It’s not just government services. Bank transactions and housing contracts often require the use of hanko, a personal seal, in lieu of signatures.
Japan, the world’s third-largest economy and home to humanoid robots, this year ranked a record low in an annual measure of global digital competitiveness by the International Institute for Management Development, a leading business school in Switzerland. Japan ranked 29th out of 63 economies measured by knowledge, technology and “future readiness,” lagging behind other Asian economies. In four of the categories, Japan came dead last.
Last year, Japan established a new Digital Agency to digitize the bureaucracy and the Japanese society. The agency had a slow start, faced with resistance from local governments and even a technical glitch with the rollout of its website.
In August, Japanese Prime Minister Fumio Kishida appointed Kono as the new digital minister to carry out the country’s digital overhaul. Kono previously was Japan’s foreign minister, administrative reform minister and a 2021 candidate for prime minister.
A Twitter-savvy Japanese politician speaking impeccable English, Kono ruffled feathers in 2021 as administrative reform minister when he pushed to get rid of the bureaucracy’s dependence on fax machines. Now as digital minister, Kono has been as staple figure on television shows, at public events and on Twitter to more than 2 million followers, hailing the efficiencies of going digital.
Among Kono’s priorities is integrating Japan’s My Number system, which is similar to the American Social Security card. The system launched in 2016 so that Japanese residents can connect their health insurance, bank accounts and other services, including purchasing alcohol. It requires people to obtain the physical card, but sign-ups have been slow because residents are worried about security concerns and find the registration process a hassle.
Another is eliminating 9,000 government regulations that require the use of outdated technology, including fax machines, and discourage remote work in government offices. It is difficult for government employees to work remotely because of rules and practices that require them to work in person. Kono wants these phased out by 2025.
A 2020 survey of 480 government employees by a Japanese consulting firm that supports remote work found that during covid, 86 percent of exchanges with politicians were done by fax and 80 percent of briefings to politicians were done in person.
The Digital Agency employs fewer than 700 full-time workers to serve a population of more than 125 million, 30 percent of whom are over 65 years old. The goal is communicating the practical benefits of using technology to people who are most resistant to it, said Kono.
“It’s not like a big ideology. It’s practical application,” he said.

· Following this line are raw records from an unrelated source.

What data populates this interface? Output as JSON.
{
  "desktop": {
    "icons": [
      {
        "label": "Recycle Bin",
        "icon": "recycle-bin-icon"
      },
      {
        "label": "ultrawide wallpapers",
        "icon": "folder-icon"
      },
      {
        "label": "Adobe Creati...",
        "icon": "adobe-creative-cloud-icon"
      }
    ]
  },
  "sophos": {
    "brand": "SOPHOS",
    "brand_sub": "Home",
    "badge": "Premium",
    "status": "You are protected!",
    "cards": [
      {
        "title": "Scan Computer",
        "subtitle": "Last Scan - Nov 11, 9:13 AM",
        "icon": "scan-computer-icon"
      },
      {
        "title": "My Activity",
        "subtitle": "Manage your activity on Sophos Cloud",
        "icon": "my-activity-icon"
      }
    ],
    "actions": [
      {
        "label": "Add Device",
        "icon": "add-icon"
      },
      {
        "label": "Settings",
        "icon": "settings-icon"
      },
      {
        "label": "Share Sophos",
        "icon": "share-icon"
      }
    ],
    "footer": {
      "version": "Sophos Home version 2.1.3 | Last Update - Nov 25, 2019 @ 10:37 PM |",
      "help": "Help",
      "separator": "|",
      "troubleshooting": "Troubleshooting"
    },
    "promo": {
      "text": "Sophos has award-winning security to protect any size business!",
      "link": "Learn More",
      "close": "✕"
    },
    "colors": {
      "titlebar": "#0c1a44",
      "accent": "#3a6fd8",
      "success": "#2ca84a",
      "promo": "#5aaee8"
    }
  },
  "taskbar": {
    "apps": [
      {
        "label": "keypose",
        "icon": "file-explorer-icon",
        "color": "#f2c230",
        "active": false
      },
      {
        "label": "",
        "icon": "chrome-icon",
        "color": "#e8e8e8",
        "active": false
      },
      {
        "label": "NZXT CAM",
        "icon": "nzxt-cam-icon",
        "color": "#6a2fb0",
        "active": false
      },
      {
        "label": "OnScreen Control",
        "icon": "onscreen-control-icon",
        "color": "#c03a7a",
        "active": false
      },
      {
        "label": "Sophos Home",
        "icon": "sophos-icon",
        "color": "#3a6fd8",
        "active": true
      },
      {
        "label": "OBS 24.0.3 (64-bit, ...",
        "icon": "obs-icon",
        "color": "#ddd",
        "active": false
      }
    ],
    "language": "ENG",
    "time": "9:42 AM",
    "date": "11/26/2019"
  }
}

The Japanese government’s salaries can’t compete with the high-paying engineering jobs in private companies, so the agency offers a revolving-door model for private-sector employees to work part-time two days a week. To prevent brain drain, employees from local governments and other central government ministries also can work stints at the Digital Agency, which Kono compared to a “missionary system.”

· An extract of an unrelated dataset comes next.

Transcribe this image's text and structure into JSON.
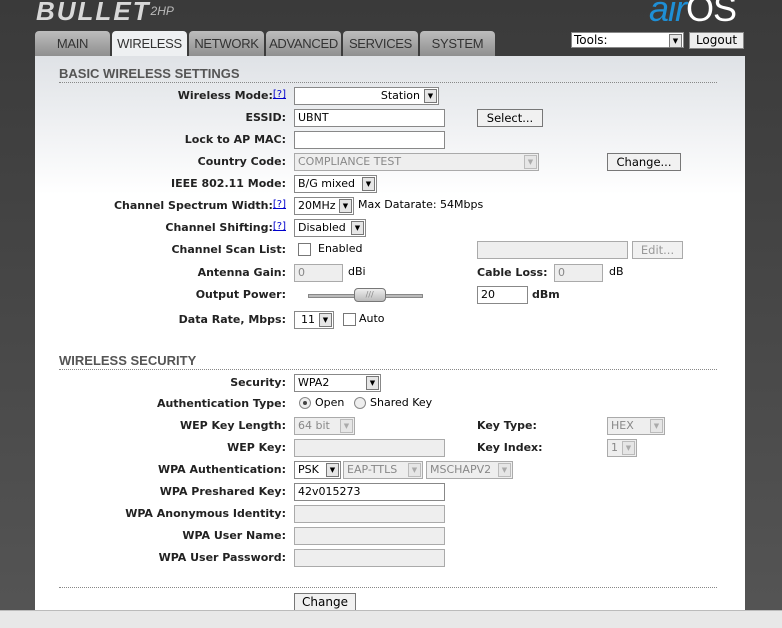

The Digital Agency is also looking to make the government’s complex procurement process for contracts more accessible for start-ups that could introduce new technologies and ideas to the way current work is done.
“When you renew your driver’s license, you have to go to the police station to watch a half-an-hour video. But why do you have to show up? Why can’t you do that online?” Kono said. The same concept applies to taking necessary government exams, he said, and start-ups offering remote-testing technology have begun bidding for government contracts under the regulatory overhaul.

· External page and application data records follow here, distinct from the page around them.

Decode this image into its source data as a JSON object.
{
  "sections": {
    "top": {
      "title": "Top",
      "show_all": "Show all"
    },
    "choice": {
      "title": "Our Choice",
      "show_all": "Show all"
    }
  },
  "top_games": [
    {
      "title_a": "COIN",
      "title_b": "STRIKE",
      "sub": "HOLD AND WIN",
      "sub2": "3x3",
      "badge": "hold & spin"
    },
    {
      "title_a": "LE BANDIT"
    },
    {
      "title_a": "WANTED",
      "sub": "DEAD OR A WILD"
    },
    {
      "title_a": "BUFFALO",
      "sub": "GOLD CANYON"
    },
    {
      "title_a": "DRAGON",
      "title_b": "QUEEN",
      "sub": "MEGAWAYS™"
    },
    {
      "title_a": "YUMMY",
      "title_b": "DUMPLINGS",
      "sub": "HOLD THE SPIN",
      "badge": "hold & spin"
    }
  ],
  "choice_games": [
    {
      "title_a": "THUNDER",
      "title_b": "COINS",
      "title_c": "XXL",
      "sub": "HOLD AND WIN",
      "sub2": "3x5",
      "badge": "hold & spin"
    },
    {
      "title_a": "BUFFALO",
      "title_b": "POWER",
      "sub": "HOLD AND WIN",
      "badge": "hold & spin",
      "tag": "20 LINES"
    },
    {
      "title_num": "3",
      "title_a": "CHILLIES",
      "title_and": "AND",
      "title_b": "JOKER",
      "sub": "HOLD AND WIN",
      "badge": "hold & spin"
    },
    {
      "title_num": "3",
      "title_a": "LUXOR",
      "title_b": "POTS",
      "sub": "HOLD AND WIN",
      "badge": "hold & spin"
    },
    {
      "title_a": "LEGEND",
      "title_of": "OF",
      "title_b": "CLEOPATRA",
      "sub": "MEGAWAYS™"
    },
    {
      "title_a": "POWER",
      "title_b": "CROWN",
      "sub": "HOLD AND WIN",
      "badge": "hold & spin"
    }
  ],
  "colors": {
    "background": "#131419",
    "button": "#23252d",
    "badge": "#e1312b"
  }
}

Still, there is a long way to go.
Earlier this year, a government ministry asked the public to submit their thoughts about the future of metaverse platforms and challenges that prevent people from accessing them. Yet the Ministry of Internal Affairs and Communication’s effort to gather feedback on the emerging technology was extremely analog: People were required to write their ideas into an Excel spreadsheet, then email the spreadsheet as a file attachment, adding layers of hurdles in the submission process.
The feedback mechanism went viral on Twitter, drawing ridicule from Japanese residents. Kono retweeted the viral post, adding his own comment: “We will use a form [online] next time.”